In United States agricultural policy, several measures are used to gauge farm income over a given period of time.
- Gross cash income is the sum of all receipts from the sale of crops, livestock, and farm related goods and services as well as all forms of direct payments from the government.
- Gross farm income is the same as gross cash income with the addition of nonmoney income, such as the value of home consumption of self-produced food and the imputed gross rental value of farm dwellings.
- Net cash income is gross cash income less all cash expenses such as for feed, seed, fertilizer, property taxes, interest on debt, wages to hired labor, contract labor and rent to nonoperator landlords.
- Net farm income is gross farm income less cash expenses and noncash expenses, such as capital consumption, perquisites to hired labor, and farm household expenses. It is a longer term measure of the ability of the farm to survive as a viable income-earning business.
- Net cash income is a shorter term measure of cash flow.
Farm income and balance sheet
The income statement measures the profitability of a farm business for a particular period of time, usually one year. The balance sheet measures the wealth or financial position of the business at a particular point in time by reporting the farm’s assets, debt, and net worth.

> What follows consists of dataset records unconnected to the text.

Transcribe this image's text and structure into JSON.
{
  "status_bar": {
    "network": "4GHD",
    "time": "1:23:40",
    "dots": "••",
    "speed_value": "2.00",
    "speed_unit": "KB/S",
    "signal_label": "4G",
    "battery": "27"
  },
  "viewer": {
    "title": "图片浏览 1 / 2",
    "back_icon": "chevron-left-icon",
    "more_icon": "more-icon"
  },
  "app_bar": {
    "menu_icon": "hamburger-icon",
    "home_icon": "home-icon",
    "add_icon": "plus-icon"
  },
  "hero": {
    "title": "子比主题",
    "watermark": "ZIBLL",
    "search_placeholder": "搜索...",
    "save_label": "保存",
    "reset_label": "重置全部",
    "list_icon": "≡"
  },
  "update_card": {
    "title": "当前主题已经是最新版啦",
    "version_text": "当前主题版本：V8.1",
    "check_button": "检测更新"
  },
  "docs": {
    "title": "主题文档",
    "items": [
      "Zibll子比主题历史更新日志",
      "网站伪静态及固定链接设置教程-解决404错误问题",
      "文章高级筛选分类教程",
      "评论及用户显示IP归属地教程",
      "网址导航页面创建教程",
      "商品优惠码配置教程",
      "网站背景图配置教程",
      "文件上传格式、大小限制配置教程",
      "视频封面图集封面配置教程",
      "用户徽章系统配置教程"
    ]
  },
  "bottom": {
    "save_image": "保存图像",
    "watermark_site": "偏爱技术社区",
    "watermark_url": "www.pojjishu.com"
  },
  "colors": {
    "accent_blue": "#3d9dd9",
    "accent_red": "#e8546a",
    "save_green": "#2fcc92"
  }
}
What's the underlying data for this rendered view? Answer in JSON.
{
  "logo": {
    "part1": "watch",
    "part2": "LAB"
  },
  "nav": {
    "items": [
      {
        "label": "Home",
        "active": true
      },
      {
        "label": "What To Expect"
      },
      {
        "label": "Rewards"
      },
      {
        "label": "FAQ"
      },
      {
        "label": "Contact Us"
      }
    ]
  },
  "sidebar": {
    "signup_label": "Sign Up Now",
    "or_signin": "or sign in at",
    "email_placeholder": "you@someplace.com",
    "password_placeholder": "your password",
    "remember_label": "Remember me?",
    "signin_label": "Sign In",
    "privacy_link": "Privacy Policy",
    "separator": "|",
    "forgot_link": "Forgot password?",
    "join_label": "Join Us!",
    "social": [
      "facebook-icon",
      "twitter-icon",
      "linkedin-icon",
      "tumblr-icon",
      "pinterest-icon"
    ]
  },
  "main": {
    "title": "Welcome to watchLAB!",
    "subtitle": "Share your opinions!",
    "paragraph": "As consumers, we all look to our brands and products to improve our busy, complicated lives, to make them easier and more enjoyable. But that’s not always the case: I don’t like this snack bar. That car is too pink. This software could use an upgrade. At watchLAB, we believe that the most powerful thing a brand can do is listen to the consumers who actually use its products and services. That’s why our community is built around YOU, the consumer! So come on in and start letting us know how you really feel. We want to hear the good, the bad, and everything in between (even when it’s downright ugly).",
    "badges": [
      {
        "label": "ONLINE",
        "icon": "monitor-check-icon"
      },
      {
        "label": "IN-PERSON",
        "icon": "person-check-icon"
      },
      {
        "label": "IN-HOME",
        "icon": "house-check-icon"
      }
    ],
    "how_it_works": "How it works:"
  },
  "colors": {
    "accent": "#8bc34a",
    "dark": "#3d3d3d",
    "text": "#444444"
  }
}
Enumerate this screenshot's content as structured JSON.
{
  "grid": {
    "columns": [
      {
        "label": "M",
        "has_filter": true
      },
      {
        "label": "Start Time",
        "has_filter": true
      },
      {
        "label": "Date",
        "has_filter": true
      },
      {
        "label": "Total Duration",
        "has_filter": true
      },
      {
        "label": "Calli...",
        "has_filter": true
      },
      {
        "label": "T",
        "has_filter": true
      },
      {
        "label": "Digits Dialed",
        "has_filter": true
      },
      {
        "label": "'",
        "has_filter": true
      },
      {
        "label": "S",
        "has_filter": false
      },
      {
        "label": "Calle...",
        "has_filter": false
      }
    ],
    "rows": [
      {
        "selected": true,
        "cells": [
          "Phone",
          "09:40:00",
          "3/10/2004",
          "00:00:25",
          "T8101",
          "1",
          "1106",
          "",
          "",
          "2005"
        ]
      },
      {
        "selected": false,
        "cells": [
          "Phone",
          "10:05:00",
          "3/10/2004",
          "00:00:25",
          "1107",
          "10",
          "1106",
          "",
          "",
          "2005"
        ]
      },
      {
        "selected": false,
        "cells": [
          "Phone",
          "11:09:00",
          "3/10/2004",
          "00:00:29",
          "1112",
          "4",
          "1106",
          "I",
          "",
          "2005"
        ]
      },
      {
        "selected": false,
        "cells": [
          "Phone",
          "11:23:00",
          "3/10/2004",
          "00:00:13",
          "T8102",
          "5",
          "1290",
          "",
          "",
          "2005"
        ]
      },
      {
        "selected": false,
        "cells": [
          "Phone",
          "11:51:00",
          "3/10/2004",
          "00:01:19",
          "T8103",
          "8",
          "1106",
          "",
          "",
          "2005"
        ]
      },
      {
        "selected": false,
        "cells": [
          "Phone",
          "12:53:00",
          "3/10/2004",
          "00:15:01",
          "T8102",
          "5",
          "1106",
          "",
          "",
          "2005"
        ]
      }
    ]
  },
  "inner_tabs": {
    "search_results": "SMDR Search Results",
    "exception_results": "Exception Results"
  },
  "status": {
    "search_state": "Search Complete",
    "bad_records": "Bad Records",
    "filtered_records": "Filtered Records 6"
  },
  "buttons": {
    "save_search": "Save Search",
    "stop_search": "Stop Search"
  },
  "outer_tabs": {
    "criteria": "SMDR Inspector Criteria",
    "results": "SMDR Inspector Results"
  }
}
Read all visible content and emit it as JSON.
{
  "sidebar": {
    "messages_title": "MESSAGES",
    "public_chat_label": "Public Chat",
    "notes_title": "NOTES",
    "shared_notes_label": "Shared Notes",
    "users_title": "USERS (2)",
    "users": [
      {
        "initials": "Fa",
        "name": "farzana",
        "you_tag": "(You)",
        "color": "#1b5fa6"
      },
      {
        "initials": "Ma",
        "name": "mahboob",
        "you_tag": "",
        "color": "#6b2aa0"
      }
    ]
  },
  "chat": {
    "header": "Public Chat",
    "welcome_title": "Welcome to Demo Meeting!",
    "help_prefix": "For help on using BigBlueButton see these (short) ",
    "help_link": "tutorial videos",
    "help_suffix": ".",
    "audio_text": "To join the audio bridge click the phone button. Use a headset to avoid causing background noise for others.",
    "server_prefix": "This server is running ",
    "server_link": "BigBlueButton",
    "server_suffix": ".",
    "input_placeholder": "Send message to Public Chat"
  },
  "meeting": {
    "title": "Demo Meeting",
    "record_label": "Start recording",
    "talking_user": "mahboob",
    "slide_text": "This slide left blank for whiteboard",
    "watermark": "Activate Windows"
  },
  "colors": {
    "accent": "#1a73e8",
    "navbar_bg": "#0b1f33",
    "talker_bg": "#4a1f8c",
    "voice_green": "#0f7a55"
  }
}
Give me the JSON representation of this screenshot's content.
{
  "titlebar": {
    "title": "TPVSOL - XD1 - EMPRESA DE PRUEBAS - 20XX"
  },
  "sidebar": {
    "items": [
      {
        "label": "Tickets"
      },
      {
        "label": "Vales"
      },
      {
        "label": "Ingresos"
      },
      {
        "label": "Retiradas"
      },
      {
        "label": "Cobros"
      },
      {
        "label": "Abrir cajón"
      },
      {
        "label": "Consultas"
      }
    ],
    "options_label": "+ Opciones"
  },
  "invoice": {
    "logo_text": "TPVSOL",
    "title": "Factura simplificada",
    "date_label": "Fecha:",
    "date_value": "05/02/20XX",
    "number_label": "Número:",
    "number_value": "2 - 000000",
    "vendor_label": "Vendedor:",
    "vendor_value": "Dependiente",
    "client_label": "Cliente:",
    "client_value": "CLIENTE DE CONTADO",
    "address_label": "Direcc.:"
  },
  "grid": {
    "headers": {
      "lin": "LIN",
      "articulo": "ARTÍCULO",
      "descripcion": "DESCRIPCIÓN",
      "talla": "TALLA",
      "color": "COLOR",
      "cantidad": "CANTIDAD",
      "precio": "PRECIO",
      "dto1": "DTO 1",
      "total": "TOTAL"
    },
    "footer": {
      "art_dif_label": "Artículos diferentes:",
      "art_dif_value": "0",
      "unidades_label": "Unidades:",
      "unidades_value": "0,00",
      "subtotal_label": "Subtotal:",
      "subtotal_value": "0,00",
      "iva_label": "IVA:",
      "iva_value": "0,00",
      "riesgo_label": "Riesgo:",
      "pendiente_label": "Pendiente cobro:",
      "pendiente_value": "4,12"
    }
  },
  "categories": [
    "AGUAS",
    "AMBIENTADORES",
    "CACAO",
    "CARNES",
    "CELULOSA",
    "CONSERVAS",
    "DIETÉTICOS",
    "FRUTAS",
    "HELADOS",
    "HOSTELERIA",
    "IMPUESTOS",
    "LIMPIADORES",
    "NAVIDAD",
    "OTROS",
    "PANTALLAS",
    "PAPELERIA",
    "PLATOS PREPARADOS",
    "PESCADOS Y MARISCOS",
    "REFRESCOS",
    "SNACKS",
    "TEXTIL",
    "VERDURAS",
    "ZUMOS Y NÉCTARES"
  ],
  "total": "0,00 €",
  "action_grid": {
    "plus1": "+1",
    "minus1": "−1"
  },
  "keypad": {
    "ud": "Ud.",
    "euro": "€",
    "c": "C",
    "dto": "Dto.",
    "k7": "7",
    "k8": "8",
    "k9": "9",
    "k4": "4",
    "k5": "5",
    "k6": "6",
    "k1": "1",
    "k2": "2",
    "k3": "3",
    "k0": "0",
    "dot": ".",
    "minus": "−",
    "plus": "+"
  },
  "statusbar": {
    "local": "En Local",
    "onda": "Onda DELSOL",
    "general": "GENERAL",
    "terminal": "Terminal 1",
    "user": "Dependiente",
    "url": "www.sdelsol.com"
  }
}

This article incorporates public domain material from the Congressional Research Service document "Report for Congress: Agriculture: A Glossary of Terms, Programs, and Laws, 2005 Edition" by Jasper Womach.